Problem to solve: Word for word, write the lines below out again, with no pictures.

Extracted material:
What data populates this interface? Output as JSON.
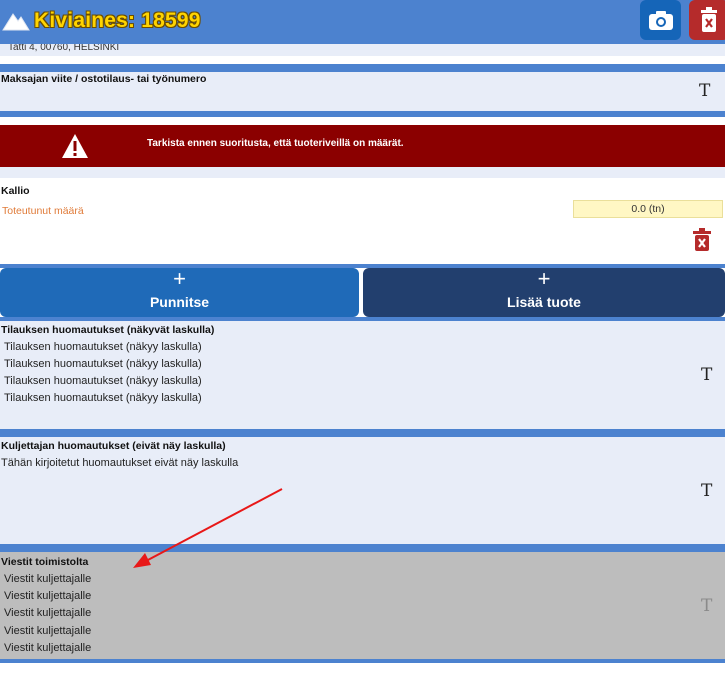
{
  "header": {
    "title": "Kiviaines: 18599",
    "camera_icon": "camera-icon",
    "delete_icon": "trash-icon"
  },
  "address": "Tatti 4, 00760, HELSINKI",
  "reference": {
    "label": "Maksajan viite / ostotilaus- tai työnumero",
    "text_icon": "T"
  },
  "warning": {
    "text": "Tarkista ennen suoritusta, että tuoteriveillä on määrät."
  },
  "product": {
    "name": "Kallio",
    "qty_label": "Toteutunut määrä",
    "qty_value": "0.0 (tn)"
  },
  "actions": {
    "weigh_plus": "+",
    "weigh_label": "Punnitse",
    "add_plus": "+",
    "add_label": "Lisää tuote"
  },
  "order_notes": {
    "label": "Tilauksen huomautukset (näkyvät laskulla)",
    "lines": [
      "Tilauksen huomautukset (näkyy laskulla)",
      "Tilauksen huomautukset (näkyy laskulla)",
      "Tilauksen huomautukset (näkyy laskulla)",
      "Tilauksen huomautukset (näkyy laskulla)"
    ],
    "text_icon": "T"
  },
  "driver_notes": {
    "label": "Kuljettajan huomautukset (eivät näy laskulla)",
    "placeholder": "Tähän kirjoitetut huomautukset eivät näy laskulla",
    "text_icon": "T"
  },
  "office_messages": {
    "label": "Viestit toimistolta",
    "lines": [
      "Viestit kuljettajalle",
      "Viestit kuljettajalle",
      "Viestit kuljettajalle",
      "Viestit kuljettajalle",
      "Viestit kuljettajalle"
    ],
    "text_icon": "T"
  },
  "colors": {
    "header": "#4c82cf",
    "brand_yellow": "#ffd400",
    "warning": "#8b0000",
    "weigh_button": "#1f6ab8",
    "add_button": "#223f6e",
    "qty_label": "#e07b39",
    "annotation_arrow": "#e81818"
  }
}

Result for this task:
What data populates this interface? Output as JSON.
{
  "header": {
    "title": "Kiviaines: 18599",
    "camera_icon": "camera-icon",
    "delete_icon": "trash-icon"
  },
  "address": "Tatti 4, 00760, HELSINKI",
  "reference": {
    "label": "Maksajan viite / ostotilaus- tai työnumero",
    "text_icon": "T"
  },
  "warning": {
    "text": "Tarkista ennen suoritusta, että tuoteriveillä on määrät."
  },
  "product": {
    "name": "Kallio",
    "qty_label": "Toteutunut määrä",
    "qty_value": "0.0 (tn)"
  },
  "actions": {
    "weigh_plus": "+",
    "weigh_label": "Punnitse",
    "add_plus": "+",
    "add_label": "Lisää tuote"
  },
  "order_notes": {
    "label": "Tilauksen huomautukset (näkyvät laskulla)",
    "lines": [
      "Tilauksen huomautukset (näkyy laskulla)",
      "Tilauksen huomautukset (näkyy laskulla)",
      "Tilauksen huomautukset (näkyy laskulla)",
      "Tilauksen huomautukset (näkyy laskulla)"
    ],
    "text_icon": "T"
  },
  "driver_notes": {
    "label": "Kuljettajan huomautukset (eivät näy laskulla)",
    "placeholder": "Tähän kirjoitetut huomautukset eivät näy laskulla",
    "text_icon": "T"
  },
  "office_messages": {
    "label": "Viestit toimistolta",
    "lines": [
      "Viestit kuljettajalle",
      "Viestit kuljettajalle",
      "Viestit kuljettajalle",
      "Viestit kuljettajalle",
      "Viestit kuljettajalle"
    ],
    "text_icon": "T"
  },
  "colors": {
    "header": "#4c82cf",
    "brand_yellow": "#ffd400",
    "warning": "#8b0000",
    "weigh_button": "#1f6ab8",
    "add_button": "#223f6e",
    "qty_label": "#e07b39",
    "annotation_arrow": "#e81818"
  }
}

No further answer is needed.